## [Problem requirements]
Each entry below is to be restated word for word, with no pictures carried over.

──────── Material for the task

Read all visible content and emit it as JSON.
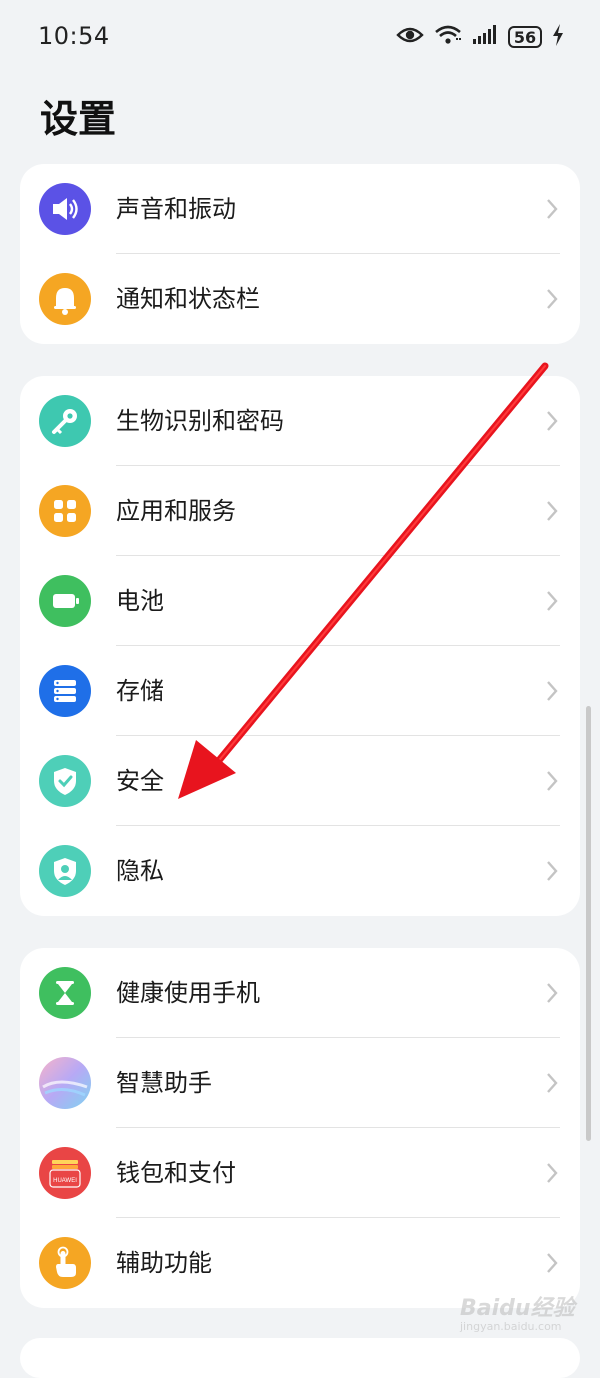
{
  "status_bar": {
    "time": "10:54",
    "battery_level": "56"
  },
  "page_title": "设置",
  "groups": [
    {
      "items": [
        {
          "label": "声音和振动",
          "icon": "speaker-icon",
          "color": "#5b52e6"
        },
        {
          "label": "通知和状态栏",
          "icon": "bell-icon",
          "color": "#f5a623"
        }
      ]
    },
    {
      "items": [
        {
          "label": "生物识别和密码",
          "icon": "key-icon",
          "color": "#3ec8b0"
        },
        {
          "label": "应用和服务",
          "icon": "apps-grid-icon",
          "color": "#f5a623"
        },
        {
          "label": "电池",
          "icon": "battery-icon",
          "color": "#3fbf5f"
        },
        {
          "label": "存储",
          "icon": "storage-icon",
          "color": "#1f6fe8"
        },
        {
          "label": "安全",
          "icon": "shield-check-icon",
          "color": "#4ecfb8"
        },
        {
          "label": "隐私",
          "icon": "shield-person-icon",
          "color": "#4ecfb8"
        }
      ]
    },
    {
      "items": [
        {
          "label": "健康使用手机",
          "icon": "hourglass-icon",
          "color": "#3fbf5f"
        },
        {
          "label": "智慧助手",
          "icon": "assistant-orb-icon",
          "color": "#b7a9f5"
        },
        {
          "label": "钱包和支付",
          "icon": "wallet-icon",
          "color": "#e94545"
        },
        {
          "label": "辅助功能",
          "icon": "hand-touch-icon",
          "color": "#f5a623"
        }
      ]
    }
  ],
  "wallet_icon_text": "HUAWEI",
  "watermark": {
    "brand": "Baidu经验",
    "url": "jingyan.baidu.com"
  }
}
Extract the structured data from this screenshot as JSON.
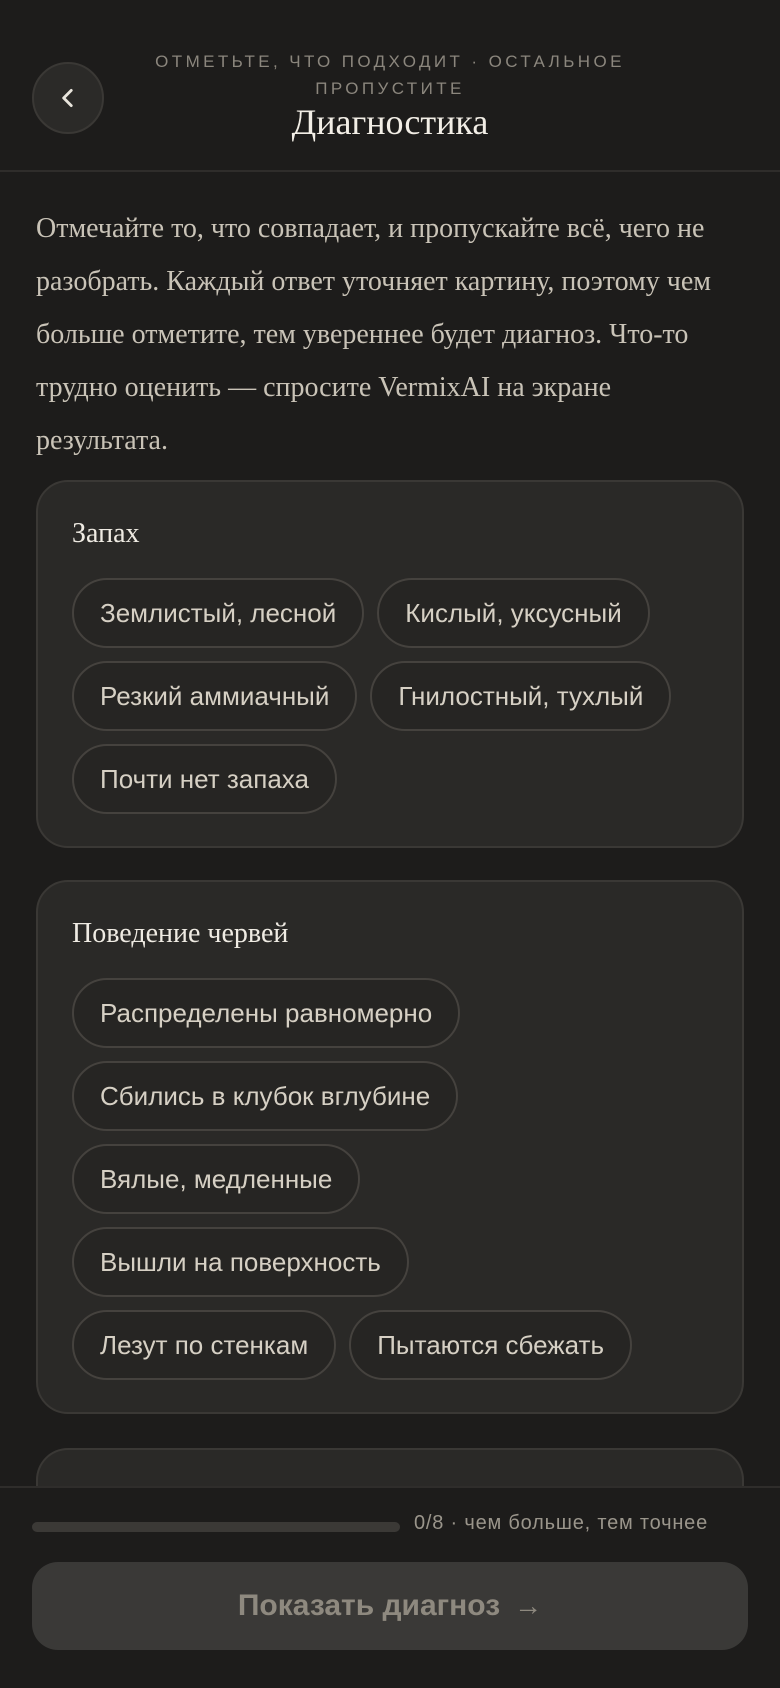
{
  "header": {
    "back_icon": "chevron-left-icon",
    "subtitle": "ОТМЕТЬТЕ, ЧТО ПОДХОДИТ · ОСТАЛЬНОЕ ПРОПУСТИТЕ",
    "title": "Диагностика"
  },
  "intro": "Отмечайте то, что совпадает, и пропускайте всё, чего не разобрать. Каждый ответ уточняет картину, поэтому чем больше отметите, тем увереннее будет диагноз. Что-то трудно оценить — спросите VermixAI на экране результата.",
  "sections": [
    {
      "title": "Запах",
      "options": [
        "Землистый, лесной",
        "Кислый, уксусный",
        "Резкий аммиачный",
        "Гнилостный, тухлый",
        "Почти нет запаха"
      ]
    },
    {
      "title": "Поведение червей",
      "options": [
        "Распределены равномерно",
        "Сбились в клубок вглубине",
        "Вялые, медленные",
        "Вышли на поверхность",
        "Лезут по стенкам",
        "Пытаются сбежать"
      ]
    }
  ],
  "footer": {
    "progress_value": 0,
    "progress_total": 8,
    "progress_text": "0/8 · чем больше, тем точнее",
    "cta_label": "Показать диагноз",
    "cta_icon": "arrow-right-icon"
  }
}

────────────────

## [Reply]
Read all visible content and emit it as JSON.
{
  "status_bar": {
    "time": "10:54",
    "battery_level": "56"
  },
  "page_title": "设置",
  "groups": [
    {
      "items": [
        {
          "label": "声音和振动",
          "icon": "speaker-icon",
          "color": "#5b52e6"
        },
        {
          "label": "通知和状态栏",
          "icon": "bell-icon",
          "color": "#f5a623"
        }
      ]
    },
    {
      "items": [
        {
          "label": "生物识别和密码",
          "icon": "key-icon",
          "color": "#3ec8b0"
        },
        {
          "label": "应用和服务",
          "icon": "apps-grid-icon",
          "color": "#f5a623"
        },
        {
          "label": "电池",
          "icon": "battery-icon",
          "color": "#3fbf5f"
        },
        {
          "label": "存储",
          "icon": "storage-icon",
          "color": "#1f6fe8"
        },
        {
          "label": "安全",
          "icon": "shield-check-icon",
          "color": "#4ecfb8"
        },
        {
          "label": "隐私",
          "icon": "shield-person-icon",
          "color": "#4ecfb8"
        }
      ]
    },
    {
      "items": [
        {
          "label": "健康使用手机",
          "icon": "hourglass-icon",
          "color": "#3fbf5f"
        },
        {
          "label": "智慧助手",
          "icon": "assistant-orb-icon",
          "color": "#b7a9f5"
        },
        {
          "label": "钱包和支付",
          "icon": "wallet-icon",
          "color": "#e94545"
        },
        {
          "label": "辅助功能",
          "icon": "hand-touch-icon",
          "color": "#f5a623"
        }
      ]
    }
  ],
  "wallet_icon_text": "HUAWEI",
  "watermark": {
    "brand": "Baidu经验",
    "url": "jingyan.baidu.com"
  }
}
Extract the structured data from this screenshot as JSON.
{
  "header": {
    "back_icon": "chevron-left-icon",
    "subtitle": "ОТМЕТЬТЕ, ЧТО ПОДХОДИТ · ОСТАЛЬНОЕ ПРОПУСТИТЕ",
    "title": "Диагностика"
  },
  "intro": "Отмечайте то, что совпадает, и пропускайте всё, чего не разобрать. Каждый ответ уточняет картину, поэтому чем больше отметите, тем увереннее будет диагноз. Что-то трудно оценить — спросите VermixAI на экране результата.",
  "sections": [
    {
      "title": "Запах",
      "options": [
        "Землистый, лесной",
        "Кислый, уксусный",
        "Резкий аммиачный",
        "Гнилостный, тухлый",
        "Почти нет запаха"
      ]
    },
    {
      "title": "Поведение червей",
      "options": [
        "Распределены равномерно",
        "Сбились в клубок вглубине",
        "Вялые, медленные",
        "Вышли на поверхность",
        "Лезут по стенкам",
        "Пытаются сбежать"
      ]
    }
  ],
  "footer": {
    "progress_value": 0,
    "progress_total": 8,
    "progress_text": "0/8 · чем больше, тем точнее",
    "cta_label": "Показать диагноз",
    "cta_icon": "arrow-right-icon"
  }
}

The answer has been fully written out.